▶ **What is being asked**
May I please have every record restated word for word, with the images left out?

▶ **Supplied data**

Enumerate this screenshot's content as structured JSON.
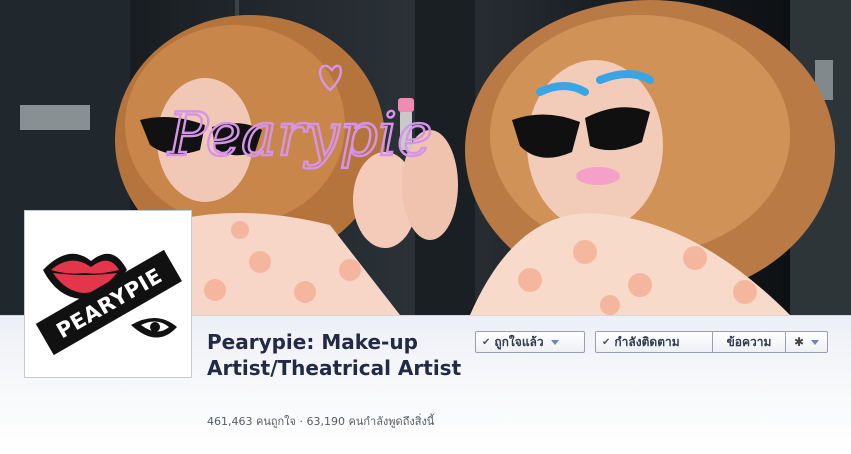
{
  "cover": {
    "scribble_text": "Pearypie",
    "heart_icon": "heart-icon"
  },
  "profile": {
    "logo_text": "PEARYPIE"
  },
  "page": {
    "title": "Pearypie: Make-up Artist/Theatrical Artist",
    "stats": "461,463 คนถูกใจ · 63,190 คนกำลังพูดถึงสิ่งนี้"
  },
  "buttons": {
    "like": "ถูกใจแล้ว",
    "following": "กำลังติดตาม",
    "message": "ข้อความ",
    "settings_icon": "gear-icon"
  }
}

▶ **Solution for this problem**
Enumerate this screenshot's content as structured JSON.
{
  "cover": {
    "scribble_text": "Pearypie",
    "heart_icon": "heart-icon"
  },
  "profile": {
    "logo_text": "PEARYPIE"
  },
  "page": {
    "title": "Pearypie: Make-up Artist/Theatrical Artist",
    "stats": "461,463 คนถูกใจ · 63,190 คนกำลังพูดถึงสิ่งนี้"
  },
  "buttons": {
    "like": "ถูกใจแล้ว",
    "following": "กำลังติดตาม",
    "message": "ข้อความ",
    "settings_icon": "gear-icon"
  }
}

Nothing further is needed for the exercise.